Any change to your kit affects your buoyancy. This is obvious with a big change, like going from a wetsuit to a drysuit, but lots of little changes like a new knife, different computer and upgrading your regulator can add up.
6. Check at Your Safety Stop
With 500 psi at 15 feet, if you vent all the air from your BCD, you should be very close to neutrally buoyant, rising slowly as you inhale, sink slowly as you exhale. If not, adjust your weight afterward -- but if you've followed the other steps, you should be very close and fine adjustments should do it.
7. Log It
Although you might find a scuba diving weight calculator or buoyancy calculator online, in the end they're only going to get you close and you'll still have to get wet to dial it in. A much more useful way is to write down what exposure suit you wore, what equipment you used, how much lead you carried, how much your body weighs, how much weight you needed etc., after each dive. This gives you a good start point for checking your weight each time, and over time you'll have the start point you want for different exposure suits, salt or fresh, aluminum or steel tank and so on.

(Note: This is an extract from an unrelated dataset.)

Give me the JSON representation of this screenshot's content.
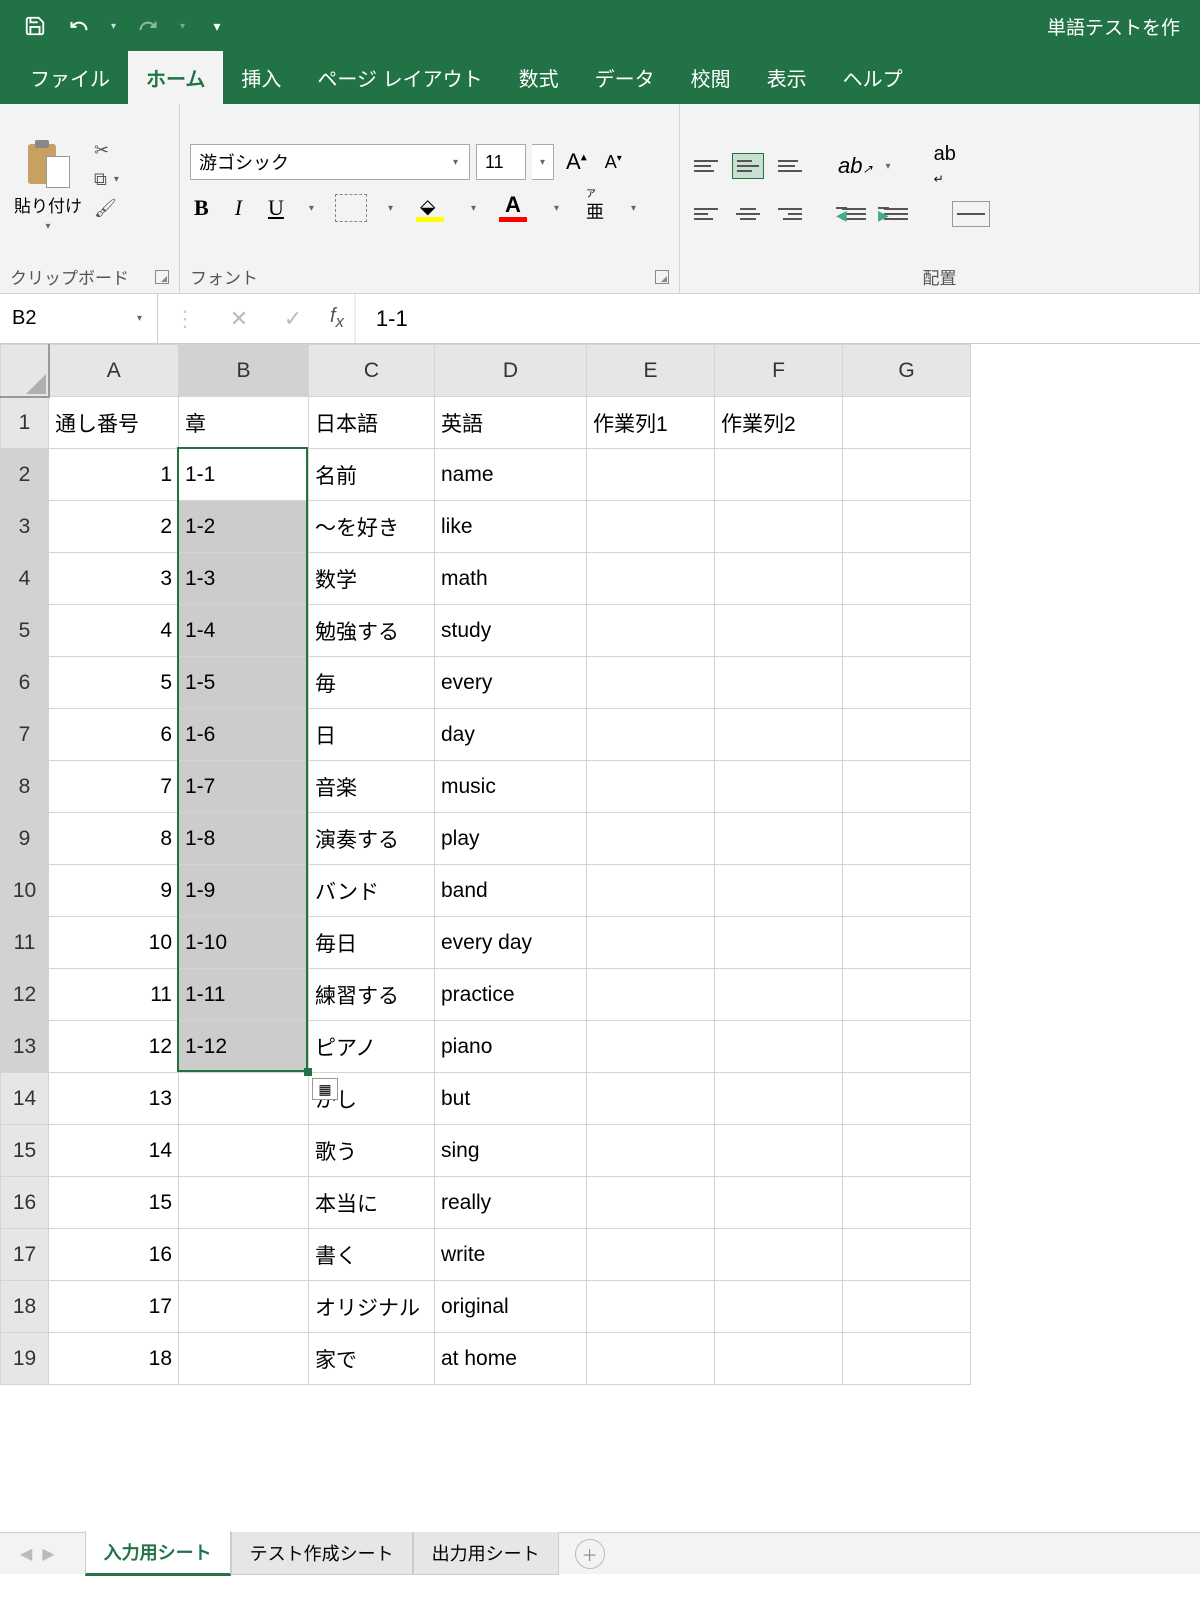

Keep it up until you get your weighting correct. With experience, you'll discover that the best scuba weight calculator is your log book and brain followed by a buoyancy check. Even if you've got a new BCD or wetsuit, you'll be able to estimate the lead you need within a couple of pounds. You'll be your own dive weight calculator.
Buoyancy is a foundational dive skill you can't perfect without paying attention to your weights.
8. Breath Control
If your weighting is correct, at a given depth you can control your buoyancy with your lungs alone most of the time (unless you're using a rebreather). With practice, you'll do this without thinking instead of grabbing your low-pressure inflator hose every time you need to make a minor adjustment.
9. Be Patient.
Water is a viscous fluid, more like molasses than air, so buoyancy changes can seem slow or delayed if you're new to diving. When you want to ascend a little, you inhale and it takes a few beats before you start to rise. This is why many divers don't realize how well they can control their buoyancy with breathing. Give it a minute as you breathe in and out (slowly and deeply) to see what adjustment you can achieve naturally.
10. Get Trained
The PADI Peak Performance Buoyancy course can help you master proper weighting, plus trim (where you wear weight), streamlining and keel effect faster because you have pro guidance.